Published in Heart & Vascular, For the Health of It Author: Kathleen Mahon,APRN,CNP

According to a recent study, women with anxiety disorders were 75 percent more likely than women without anxiety to have reduced blood flow to the heart during activity.

What does this mean? Anxiety symptoms — tiredness and shortness of breath — may disguise heart disease symptoms so women are being misdiagnosed. Chest tightness is another common and well recognized symptom with anxiety and/or coronary disease.

The study was published online Feb. 23 in the journal Circulation: Cardiovascular Quality and Outcomes. Researchers concluded that anxiety disorders appear to be more common in women than in men and there is a link between anxiety disorders and worse cardiac outcomes.

The symptoms of a heart attack can be different for women than for men. According to the U.S. Centers for Disease Control and Prevention, women are more likely to describe chest pain that is sharp or burning; they more frequently have pain in the neck, jaw, throat, abdomen or back.
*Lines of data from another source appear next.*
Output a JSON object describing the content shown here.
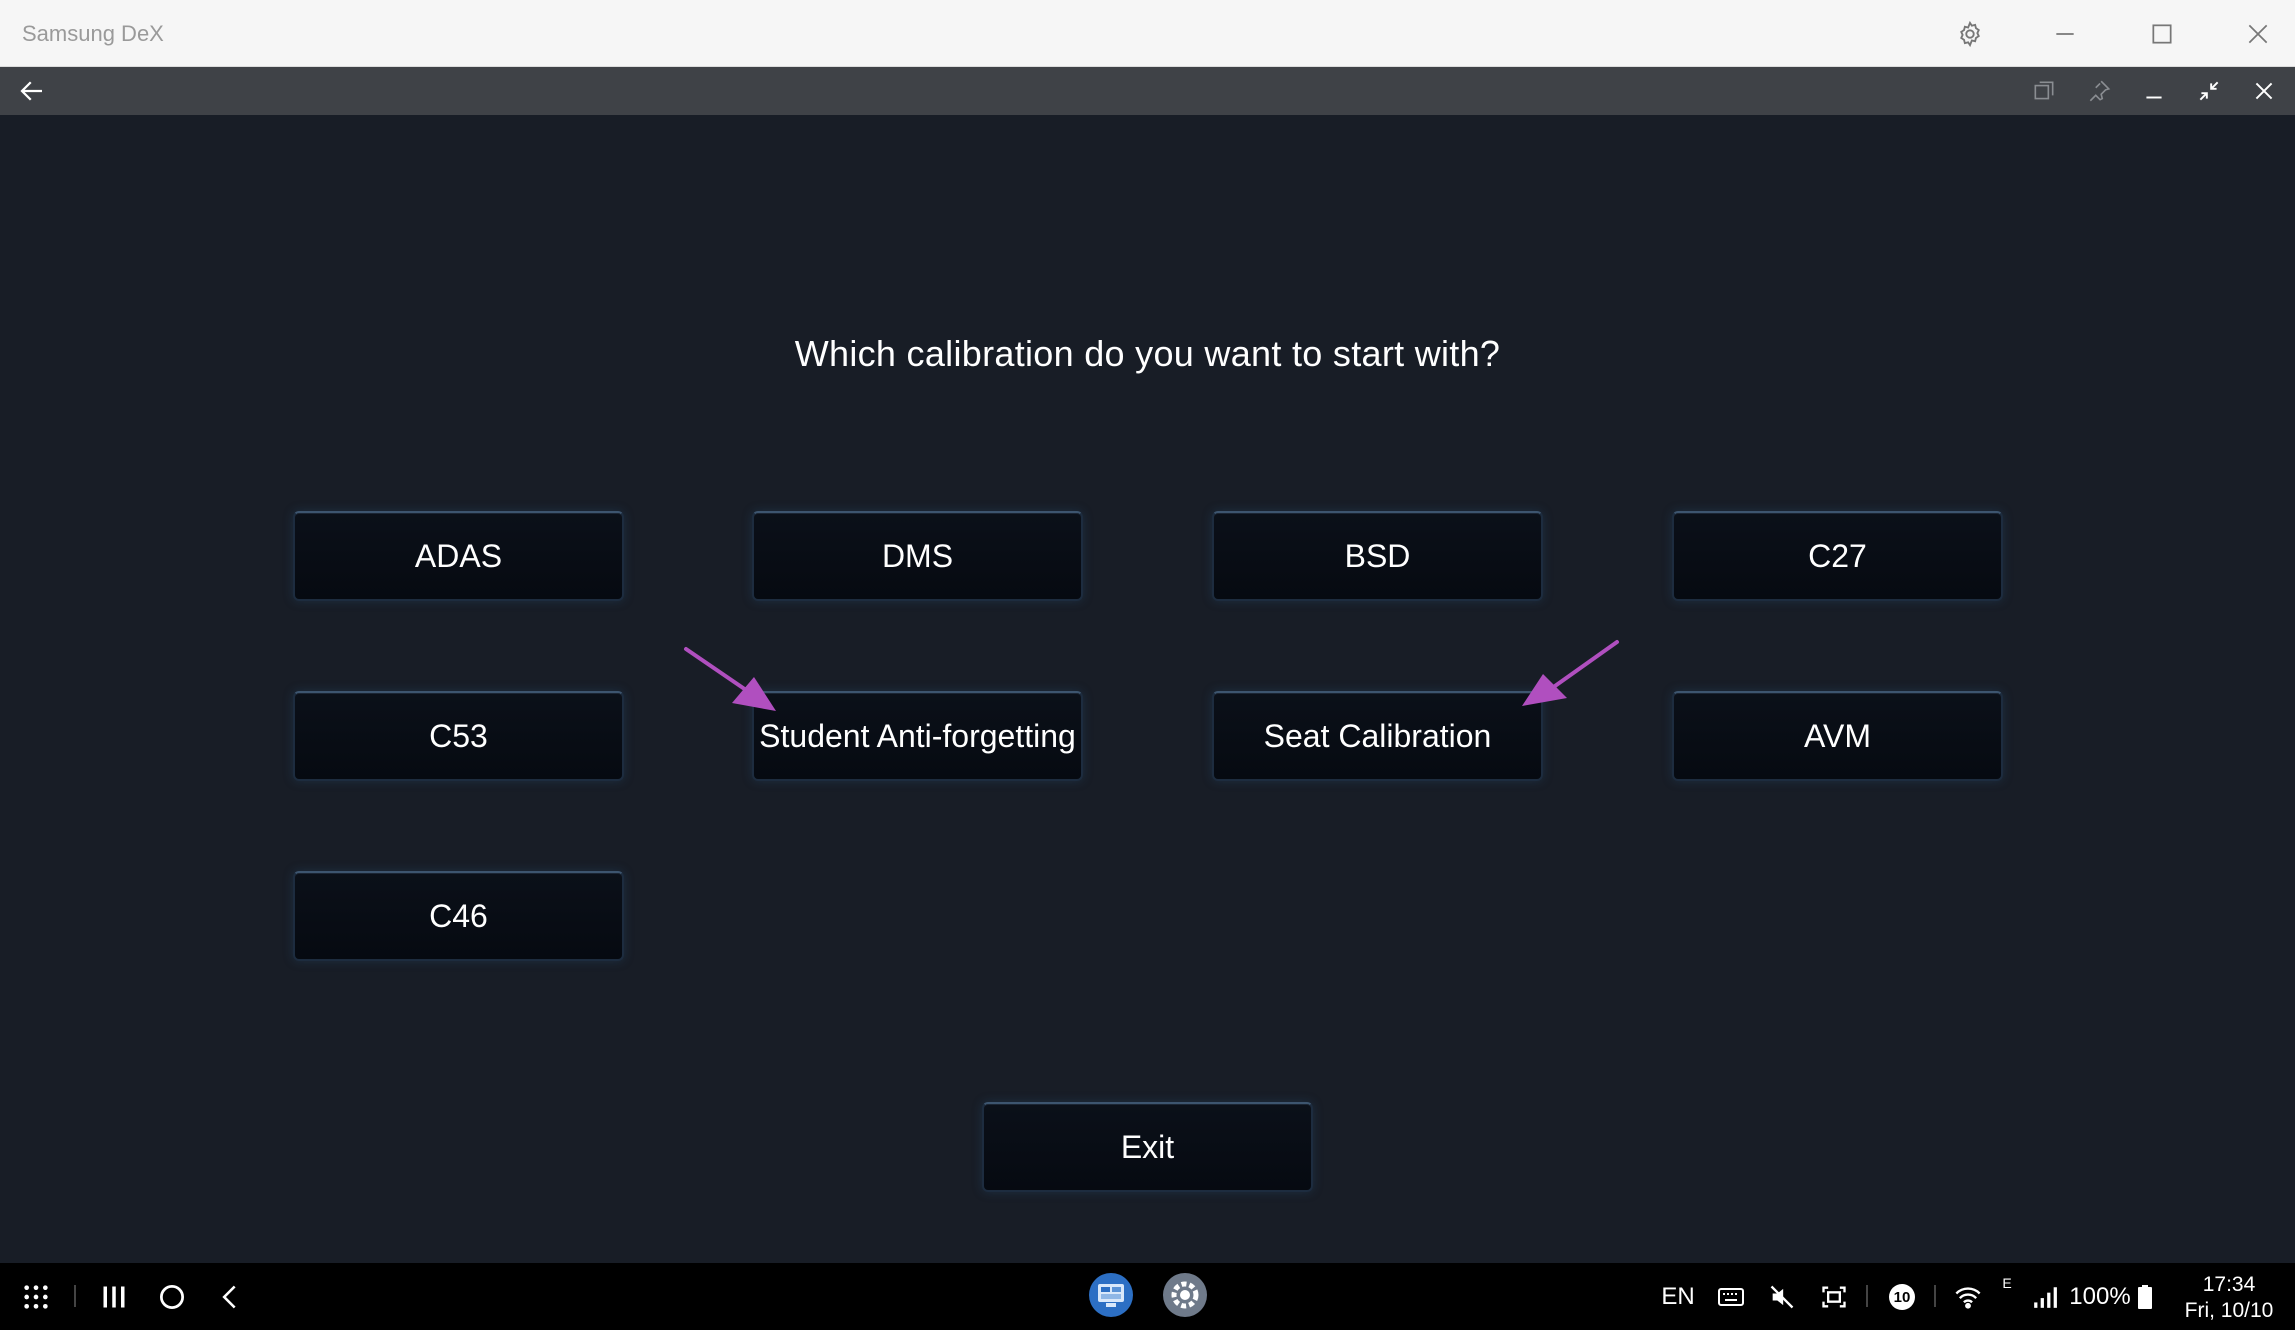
{
  "window": {
    "title": "Samsung DeX"
  },
  "main": {
    "question": "Which calibration do you want to start with?",
    "buttons": [
      {
        "label": "ADAS"
      },
      {
        "label": "DMS"
      },
      {
        "label": "BSD"
      },
      {
        "label": "C27"
      },
      {
        "label": "C53"
      },
      {
        "label": "Student Anti-forgetting"
      },
      {
        "label": "Seat Calibration"
      },
      {
        "label": "AVM"
      },
      {
        "label": "C46"
      }
    ],
    "exit_label": "Exit"
  },
  "annotations": {
    "arrow_color": "#b04fbf"
  },
  "taskbar": {
    "language": "EN",
    "notification_count": "10",
    "network_type": "E",
    "battery": "100%",
    "time": "17:34",
    "date": "Fri, 10/10"
  },
  "colors": {
    "background": "#181d26",
    "button_bg": "#0b1019",
    "button_border": "#3d556f",
    "titlebar": "#f6f6f6",
    "appbar": "#3f4247",
    "taskbar": "#000000"
  }
}
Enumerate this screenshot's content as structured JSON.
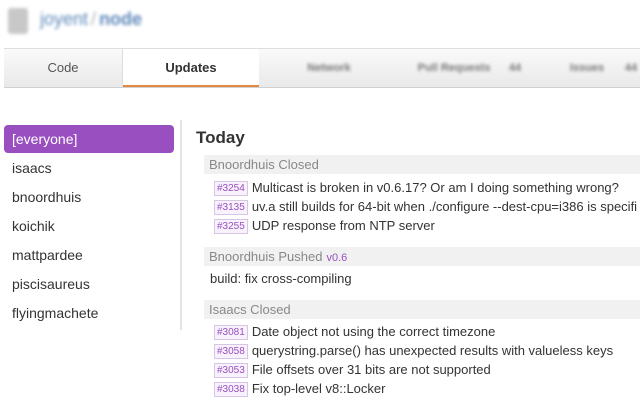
{
  "header": {
    "owner": "joyent",
    "separator": "/",
    "repo": "node"
  },
  "tabs": {
    "code": "Code",
    "updates": "Updates",
    "network": "Network",
    "pull_requests": "Pull Requests",
    "pull_requests_count": "44",
    "issues": "Issues",
    "issues_count": "44"
  },
  "sidebar": {
    "items": [
      "[everyone]",
      "isaacs",
      "bnoordhuis",
      "koichik",
      "mattpardee",
      "piscisaureus",
      "flyingmachete"
    ]
  },
  "feed": {
    "day": "Today",
    "groups": [
      {
        "heading": "Bnoordhuis Closed",
        "items": [
          {
            "num": "#3254",
            "text": "Multicast is broken in v0.6.17? Or am I doing something wrong?"
          },
          {
            "num": "#3135",
            "text": "uv.a still builds for 64-bit when ./configure --dest-cpu=i386 is specifi"
          },
          {
            "num": "#3255",
            "text": "UDP response from NTP server"
          }
        ]
      },
      {
        "heading": "Bnoordhuis Pushed",
        "ref": "v0.6",
        "items": [
          {
            "text": "build: fix cross-compiling"
          }
        ]
      },
      {
        "heading": "Isaacs Closed",
        "items": [
          {
            "num": "#3081",
            "text": "Date object not using the correct timezone"
          },
          {
            "num": "#3058",
            "text": "querystring.parse() has unexpected results with valueless keys"
          },
          {
            "num": "#3053",
            "text": "File offsets over 31 bits are not supported"
          },
          {
            "num": "#3038",
            "text": "Fix top-level v8::Locker"
          }
        ]
      }
    ]
  },
  "colors": {
    "accent": "#9a4fc0",
    "tab_underline": "#e28a44",
    "link": "#5f89ba"
  }
}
Heart disease is the leading cause of death in the United States — one in every four females will die of heart disease each year. Don’t rely on self diagnosing. Seek medical attention immediately for any concerning symptoms that do not resolve quickly.